In Cubic Limit a single large cube rotates in 3-D until it slowly breaks into 25 embedded cubes, they continue to rotate and diminish until the edges form a superstructure. Both Square Roots and Complimentary Cubes can be seen as sketches in the build up to Cubic Limit. Square Roots was one of Mohr’s first attempts at using a computer to create a short film, whilst Complimentary Cube was originally written for Cubic Limit but was not included in the final edit of the film.
Since the late 1950s, Manfred Mohr has been making rigorously minimal paintings, drawings and moving-image works. During the 1960s, Mohr’s practice evolved from abstract expressionism towards a more hard-edged geometric painting. By 1968, in pursuit of a ‘real rational art’ he had begun to develop a ‘programmed expressionism’ in which algorithms were used to generate art that formalised his vision in a new, logical way. In 1969, Mohr gained access to one of the first computer-driven drawing machines or ‘plotters’ at the Paris Institute of Meteorology. With this plotter, Mohr developed a series of computer programs based on certain algorithms that provided a controlled system through which new visual forms could be explored. In 2000, he introduced colour and animation to give fuller expression to the incredible richness of the multiple, complex variations within the higher dimensions of the cube and their artistic potential as a system of two-dimensional visual signs or ‘êtres graphiques’.

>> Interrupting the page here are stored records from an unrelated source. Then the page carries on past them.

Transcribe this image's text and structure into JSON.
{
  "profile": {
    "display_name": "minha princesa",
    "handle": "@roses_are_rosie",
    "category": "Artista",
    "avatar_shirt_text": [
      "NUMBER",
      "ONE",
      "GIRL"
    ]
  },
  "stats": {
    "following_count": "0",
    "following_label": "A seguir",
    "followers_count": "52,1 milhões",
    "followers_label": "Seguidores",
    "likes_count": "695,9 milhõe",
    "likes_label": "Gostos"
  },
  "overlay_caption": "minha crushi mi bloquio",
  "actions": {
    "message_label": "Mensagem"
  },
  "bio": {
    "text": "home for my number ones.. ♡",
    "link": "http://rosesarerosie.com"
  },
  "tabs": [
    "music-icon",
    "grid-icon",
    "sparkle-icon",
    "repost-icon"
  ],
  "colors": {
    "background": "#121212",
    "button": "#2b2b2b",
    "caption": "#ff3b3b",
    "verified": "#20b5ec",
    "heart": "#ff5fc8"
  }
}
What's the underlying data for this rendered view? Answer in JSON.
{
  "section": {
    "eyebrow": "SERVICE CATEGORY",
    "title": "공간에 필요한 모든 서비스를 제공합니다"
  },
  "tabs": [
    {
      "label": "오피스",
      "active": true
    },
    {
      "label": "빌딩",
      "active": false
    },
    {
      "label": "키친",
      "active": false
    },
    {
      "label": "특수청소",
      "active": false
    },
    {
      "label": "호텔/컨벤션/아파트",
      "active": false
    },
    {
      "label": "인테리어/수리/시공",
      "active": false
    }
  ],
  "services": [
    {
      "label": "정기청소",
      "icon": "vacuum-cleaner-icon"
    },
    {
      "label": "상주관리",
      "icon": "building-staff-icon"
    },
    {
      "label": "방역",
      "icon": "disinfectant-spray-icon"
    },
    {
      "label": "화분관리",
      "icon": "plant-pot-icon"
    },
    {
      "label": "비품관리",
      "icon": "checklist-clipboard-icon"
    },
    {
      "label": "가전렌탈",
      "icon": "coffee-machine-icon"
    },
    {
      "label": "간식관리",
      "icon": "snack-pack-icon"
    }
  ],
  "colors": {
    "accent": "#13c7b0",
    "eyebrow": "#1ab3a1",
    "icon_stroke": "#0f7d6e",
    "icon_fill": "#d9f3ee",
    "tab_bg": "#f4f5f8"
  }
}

MANFRED MOHR ON EXPERIMENTING WITH COMPUTER FILMS
“During my one-man show at the Museum of Modern Art in Paris in 1971, I met the CEO of C.G.M (La Companie Generale de Micromatique), a data storage and preservation company, which specialized in micro films. He invited me to experiment on their brand new machine DATAGRAPHIX 4460 to make computer animations. I gladly accepted and during the next 4 years I made several short computer films. It was a very painful experience since the process was very slow and the turnover dragged out over many months.
For the film, each frame was drawn in high resolution with a light beam directly from the computer onto 16mm film to create the animations.”
More information available here.
There is an extensive selection of interviews and talks with Manfred Mohr on Youtube, here is a talk with the artist in conversation with Dr. Lida von Mengden filmed at Art Basel in 2013.
Carroll / Fletcher would like to thank Abigail Addison and Animate Projects for their collaboration in the programming of this season of films